Senate’s Efforts on Health Care May Be Slowed By Other Issues
The Wall Street Journal: "The Senate's slow-moving health bill is colliding with other legislative priorities on the economy, raising chances that Democrats won't meet their goal of pushing a health-care overhaul through the chamber this month. ... action on the bill has slowed sharply, with the war in Afghanistan and the struggling economy moving to the forefront of lawmakers' concerns." Meanwhile, Democrats are complaining that Republicans are trying to use parliamentary maneuvers to slow the measure's consideration but Republicans insist they merely want full debate on the issues. All the while, the Senate's to-do list includes passing "an increase to the nation's borrowing authority this month." Lawmakers also "hope to act this month to avert planned cuts in Medicare payments to doctors, scheduled to drop sharply next year" (Hitt and Bendavid, 12/4).
Meanwhile, The Washington Post reports on Senate Majority Leader Harry Reid's behind-the-scenes efforts to mvoe the bill. "As the Senate debate unfolds on the chamber floor, Reid has remained burrowed in his office, looking past the daily political drama playing out and, as he said recently, 'getting my deals done.'" Reid also "has been slow to tip his hand as he confronts uprisings from the left and right on major flashpoints, such as abortion coverage and a controversial public insurance plan."
Reid, an experienced deal-maker, has urged his Senate colleagues "to negotiate compromises among themselves and to bring their concerns directly to him," according to the Post. "The essence of Reid's calculus is to make sure that the cost of locking in one vote is not driving away another.

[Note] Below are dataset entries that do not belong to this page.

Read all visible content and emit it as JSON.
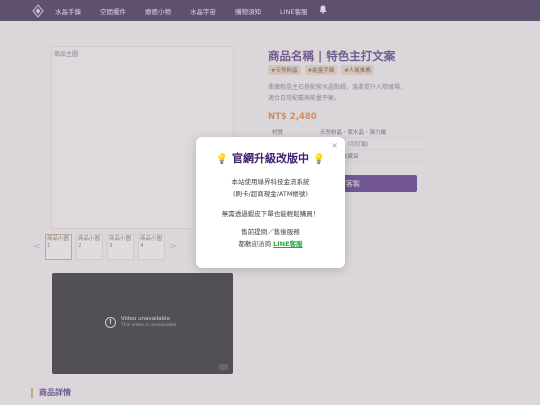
{
  "nav": {
    "items": [
      "水晶手鍊",
      "空間擺件",
      "療癒小物",
      "水晶宇宙",
      "購物須知",
      "LINE客服"
    ]
  },
  "product": {
    "image_alt": "商品主圖",
    "title": "商品名稱 | 特色主打文案",
    "tags": [
      "#天然粉晶",
      "#能量手鍊",
      "#人氣推薦"
    ],
    "description": [
      "柔嫩粉晶主石搭配紫水晶點綴，溫柔提升人際緣場，",
      "適合日常配戴與能量平衡。"
    ],
    "price": "NT$ 2,480",
    "specs": [
      {
        "key": "材質",
        "value": "天然粉晶・紫水晶・彈力繩"
      },
      {
        "key": "",
        "value": "約 16 cm（可訂製）"
      },
      {
        "key": "",
        "value": "水晶卡・收藏袋"
      }
    ],
    "order_label": "訂購／客製",
    "thumbnails": [
      "商品小圖1",
      "商品小圖2",
      "商品小圖3",
      "商品小圖4"
    ],
    "thumb_prev": "<",
    "thumb_next": ">"
  },
  "video": {
    "title": "Video unavailable",
    "subtitle": "This video is unavailable"
  },
  "section": {
    "details_title": "商品詳情"
  },
  "modal": {
    "close": "×",
    "bulb": "💡",
    "title": "官網升級改版中",
    "line1": "本站使用綠界科技金流系統",
    "line2": "(刷卡/超商現金/ATM帳號)",
    "line3": "無需透過蝦皮下單也能輕鬆購買！",
    "line4": "售前提問／售後服務",
    "line5_prefix": "都歡迎洽詢",
    "line5_link": "LINE客服"
  },
  "colors": {
    "nav_bg": "#2b1a3d",
    "brand_purple": "#4b2d73",
    "price": "#e07a2a",
    "line_green": "#27a844"
  }
}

Almost every Democratic senator has requested a favor or exemption of one form or another, senior Senate aides said" (Murray, 12/4).
Politico reports on the range of issues that are being tackled both on the floor of the Senate and in the chamber's back rooms. "After a three-day impasse, the Senate moved on the first four amendments to the health care legislation Thursday, but the public option, abortion and financing the plan remained serious obstacles to negotiating a final bill." Centrists, for instance, were negotiating the public option provision among themselves and "these gatherings are still noteworthy, if for nothing else than the seeing who goes in and out" (Budoff Brown, 11/3).This is part of the KHN Morning Briefing, a summary of health policy coverage from major news organizations. Sign up for an email subscription.